35 And he commanded the multitude to sit down on the ground.

36 And he took the seven loaves and the fishes, and gave thanks, and brake them, and gave to his disciples, and the disciples to the multitude.

Harbor and buildings of modern Sour (Tyre) in Lebanon.

37 And they did all eat, and were filled: and they took up of the broken meat that was left seven baskets full.

The feeding of the 5,000 is recorded in all four Gospels, but the feeding of the 4,000 is only in Matthew and Mark.  The 12 baskets mentioned in the feeding of the 5,000 were possibly for the 12 apostles.  Some think Jesus gave the extra food to the little boy.  The seven baskets mentioned here were possibly larger.

38 And they that did eat were four thousand men, beside women and children.
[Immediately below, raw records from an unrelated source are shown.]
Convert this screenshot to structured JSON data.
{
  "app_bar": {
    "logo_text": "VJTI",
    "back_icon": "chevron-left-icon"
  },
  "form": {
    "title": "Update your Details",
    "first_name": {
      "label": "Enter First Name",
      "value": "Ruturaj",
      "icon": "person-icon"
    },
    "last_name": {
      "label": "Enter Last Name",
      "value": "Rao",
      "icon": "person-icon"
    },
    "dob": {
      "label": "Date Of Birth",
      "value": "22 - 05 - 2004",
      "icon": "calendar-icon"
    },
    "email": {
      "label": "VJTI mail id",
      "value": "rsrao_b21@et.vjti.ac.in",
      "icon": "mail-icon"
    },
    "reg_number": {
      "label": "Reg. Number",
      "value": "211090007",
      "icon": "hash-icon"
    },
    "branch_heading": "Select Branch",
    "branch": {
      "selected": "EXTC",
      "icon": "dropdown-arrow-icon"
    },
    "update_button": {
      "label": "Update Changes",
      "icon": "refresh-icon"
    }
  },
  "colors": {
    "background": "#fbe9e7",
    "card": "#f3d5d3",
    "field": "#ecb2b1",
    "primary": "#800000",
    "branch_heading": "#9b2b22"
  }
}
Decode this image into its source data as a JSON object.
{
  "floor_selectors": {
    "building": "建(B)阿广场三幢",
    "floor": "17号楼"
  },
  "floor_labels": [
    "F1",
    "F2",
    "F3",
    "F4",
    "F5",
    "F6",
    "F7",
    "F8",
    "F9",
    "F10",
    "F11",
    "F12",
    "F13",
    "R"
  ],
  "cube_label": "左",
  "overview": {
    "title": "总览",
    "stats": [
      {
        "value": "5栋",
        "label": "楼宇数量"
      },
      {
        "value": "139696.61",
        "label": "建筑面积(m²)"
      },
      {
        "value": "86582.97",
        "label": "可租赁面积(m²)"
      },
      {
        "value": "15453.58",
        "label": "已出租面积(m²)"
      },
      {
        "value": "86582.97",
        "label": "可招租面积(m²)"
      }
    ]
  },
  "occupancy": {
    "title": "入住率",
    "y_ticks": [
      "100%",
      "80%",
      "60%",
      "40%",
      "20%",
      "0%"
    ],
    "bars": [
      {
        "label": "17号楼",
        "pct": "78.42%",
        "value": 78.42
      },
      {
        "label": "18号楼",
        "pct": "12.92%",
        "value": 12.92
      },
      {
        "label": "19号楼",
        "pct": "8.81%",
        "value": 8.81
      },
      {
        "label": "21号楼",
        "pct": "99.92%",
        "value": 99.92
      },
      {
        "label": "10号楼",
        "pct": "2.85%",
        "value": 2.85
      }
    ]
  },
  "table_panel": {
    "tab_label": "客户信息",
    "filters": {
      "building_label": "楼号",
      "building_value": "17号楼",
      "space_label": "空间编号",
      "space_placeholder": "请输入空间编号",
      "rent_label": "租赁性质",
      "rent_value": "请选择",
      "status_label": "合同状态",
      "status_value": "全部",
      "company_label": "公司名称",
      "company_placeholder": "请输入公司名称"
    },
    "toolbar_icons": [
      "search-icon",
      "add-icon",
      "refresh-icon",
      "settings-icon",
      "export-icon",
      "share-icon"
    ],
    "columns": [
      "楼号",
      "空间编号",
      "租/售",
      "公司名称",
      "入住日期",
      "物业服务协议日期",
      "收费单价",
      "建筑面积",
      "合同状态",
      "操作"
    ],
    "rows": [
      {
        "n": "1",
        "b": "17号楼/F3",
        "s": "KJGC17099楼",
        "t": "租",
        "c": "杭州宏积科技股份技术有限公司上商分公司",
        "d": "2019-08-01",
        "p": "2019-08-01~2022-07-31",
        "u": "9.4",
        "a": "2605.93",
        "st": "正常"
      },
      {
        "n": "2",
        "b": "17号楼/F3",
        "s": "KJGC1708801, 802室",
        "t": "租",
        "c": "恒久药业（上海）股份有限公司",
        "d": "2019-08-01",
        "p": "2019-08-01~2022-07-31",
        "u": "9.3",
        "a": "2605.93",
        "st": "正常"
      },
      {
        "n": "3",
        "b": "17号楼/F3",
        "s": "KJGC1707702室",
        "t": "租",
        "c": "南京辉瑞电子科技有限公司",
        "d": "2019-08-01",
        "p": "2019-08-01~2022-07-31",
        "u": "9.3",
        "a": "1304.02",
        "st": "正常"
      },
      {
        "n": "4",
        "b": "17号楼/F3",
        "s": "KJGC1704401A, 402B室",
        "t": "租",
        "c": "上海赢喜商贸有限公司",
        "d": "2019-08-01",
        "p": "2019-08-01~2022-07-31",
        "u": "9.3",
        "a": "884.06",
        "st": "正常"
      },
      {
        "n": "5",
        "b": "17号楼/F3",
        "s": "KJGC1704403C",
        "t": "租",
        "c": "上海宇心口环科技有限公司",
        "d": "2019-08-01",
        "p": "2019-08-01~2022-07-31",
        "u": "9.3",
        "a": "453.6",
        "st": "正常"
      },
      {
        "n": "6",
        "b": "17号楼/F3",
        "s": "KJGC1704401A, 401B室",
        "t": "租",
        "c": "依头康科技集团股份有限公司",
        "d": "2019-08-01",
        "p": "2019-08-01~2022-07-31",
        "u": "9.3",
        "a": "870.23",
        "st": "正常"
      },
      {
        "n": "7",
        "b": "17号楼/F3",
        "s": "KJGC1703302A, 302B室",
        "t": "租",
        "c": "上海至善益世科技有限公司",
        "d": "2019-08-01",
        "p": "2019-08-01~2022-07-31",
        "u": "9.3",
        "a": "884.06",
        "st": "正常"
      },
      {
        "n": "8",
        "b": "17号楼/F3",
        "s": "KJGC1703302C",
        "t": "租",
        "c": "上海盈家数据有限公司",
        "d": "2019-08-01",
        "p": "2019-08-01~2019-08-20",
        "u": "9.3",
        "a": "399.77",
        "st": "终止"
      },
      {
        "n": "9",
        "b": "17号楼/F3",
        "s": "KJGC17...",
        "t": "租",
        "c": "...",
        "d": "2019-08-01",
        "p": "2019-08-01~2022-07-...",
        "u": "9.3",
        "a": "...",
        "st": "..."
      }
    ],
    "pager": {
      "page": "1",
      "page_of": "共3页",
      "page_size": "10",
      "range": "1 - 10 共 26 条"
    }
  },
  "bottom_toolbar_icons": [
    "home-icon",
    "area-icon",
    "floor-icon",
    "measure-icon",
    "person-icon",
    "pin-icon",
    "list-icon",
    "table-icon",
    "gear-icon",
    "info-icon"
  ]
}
39 And he sent away the multitude, and took ship, and came into the coasts of Magdala.

“Magdala” – the home of Mary Magdalene.  Mk 8:10 has “Dalmanutha.”

The Villas of Pompeii

Pompeii and nearby Herculaneum, both buried by the 79 A.D. eruption of Mount Vesuvius, were popular resorts for wealthy Romans, who built villas along the Bay of Naples where they could enjoy the vistas and ocean breezes.

The artist’s reconstruction of a Roman villa at the above left is based on archaeological remains like those picture here, showing the peristyle or inner courtyard, of a villa.

Roman villas such as the one diagrammed to the left here had an atrium at the entrance. An opening in the roof of the atrium allowed sunlight to enter on fair days. In foul weather, rain filled a pool beneath the sunlight.

Beyond the atrium lay a courtyard called the peristyle, containing a garden where residents could sit, stroll, or dine.  Living rooms and bedrooms were tastefully furnished and beautifully decorated with frescoes and mosaics.

Visitorsa to Pompeii today can view the remains of such estates, including the Villa of Mysteries, so called for frescoes depicting a mysterious ritual. Among the figures portrayed there is Dionysus, the Greek god of wine, rapture, and fertility, whose devotees included women, called maenads.


The frescoes show women participating in an initiation rite of some kind.  Brides may have undergone the ritual before marriage to seek fertility.

The gracious villas of Pompeii reflect the wealth that prominent Romans accumulated as their empire expanded. Some prospered through trade, which flourished when the Mediterranean Sea became, in effect, a Roman lake.

Others grew by amassing prizes of war, including slaves conquered lands, who toiled for their owners fields, workshops, or mines.

…aqueducts in the Roman Empire.